## Directions
Take every line from the data that has the word "altas" in it.

== Information supplied ==

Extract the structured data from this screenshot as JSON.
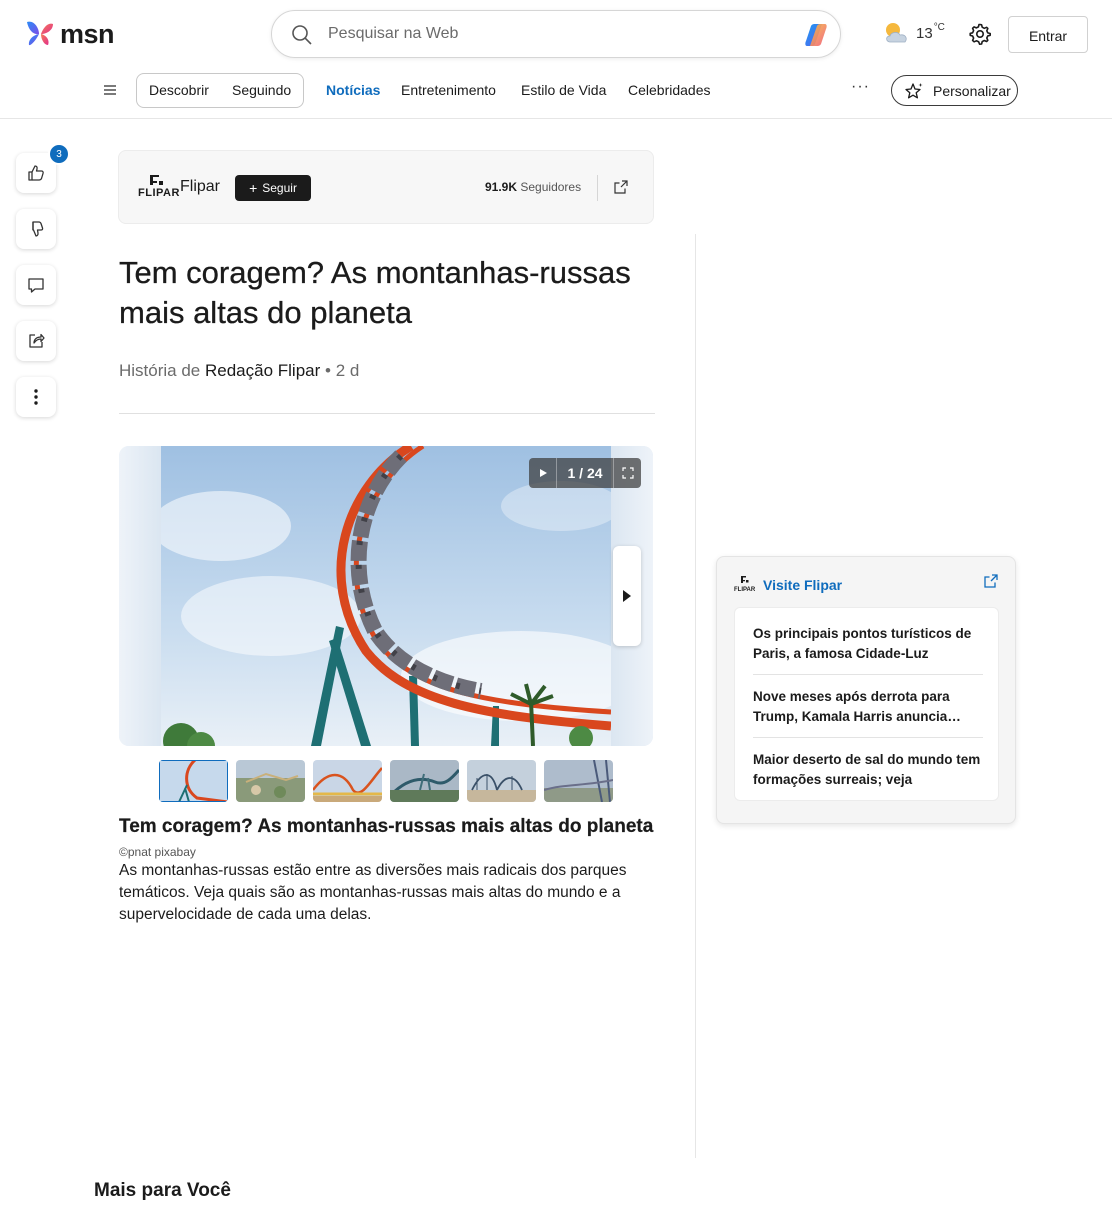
{
  "header": {
    "logo_text": "msn",
    "search_placeholder": "Pesquisar na Web",
    "weather": {
      "temp": "13",
      "unit": "°C",
      "icon": "partly-cloudy-icon"
    },
    "login_label": "Entrar"
  },
  "nav": {
    "segmented": [
      "Descobrir",
      "Seguindo"
    ],
    "links": [
      "Notícias",
      "Entretenimento",
      "Estilo de Vida",
      "Celebridades"
    ],
    "active_link": "Notícias",
    "more": "···",
    "personalize_label": "Personalizar"
  },
  "rail": {
    "like_count": "3"
  },
  "publisher": {
    "logo_text": "FLIPAR",
    "name": "Flipar",
    "follow_label": "Seguir",
    "followers_count": "91.9K",
    "followers_label": "Seguidores"
  },
  "article": {
    "title": "Tem coragem? As montanhas-russas mais altas do planeta",
    "byline_prefix": "História de",
    "author": "Redação Flipar",
    "age": "• 2 d"
  },
  "gallery": {
    "counter": "1 / 24",
    "caption_title": "Tem coragem? As montanhas-russas mais altas do planeta",
    "credit": "©pnat pixabay",
    "caption_body": "As montanhas-russas estão entre as diversões mais radicais dos parques temáticos. Veja quais são as montanhas-russas mais altas do mundo e a supervelocidade de cada uma delas."
  },
  "visit": {
    "title": "Visite Flipar",
    "items": [
      "Os principais pontos turísticos de Paris, a famosa Cidade-Luz",
      "Nove meses após derrota para Trump, Kamala Harris anuncia…",
      "Maior deserto de sal do mundo tem formações surreais; veja"
    ]
  },
  "more_for_you": "Mais para Você",
  "colors": {
    "accent": "#0f6cbd",
    "track": "#d9471e",
    "support": "#1e6f73"
  }
}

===

## Your response
    "title": "Tem coragem? As montanhas-russas mais altas do planeta",
    "caption_title": "Tem coragem? As montanhas-russas mais altas do planeta",
    "caption_body": "As montanhas-russas estão entre as diversões mais radicais dos parques temáticos. Veja quais são as montanhas-russas mais altas do mundo e a supervelocidade de cada uma delas."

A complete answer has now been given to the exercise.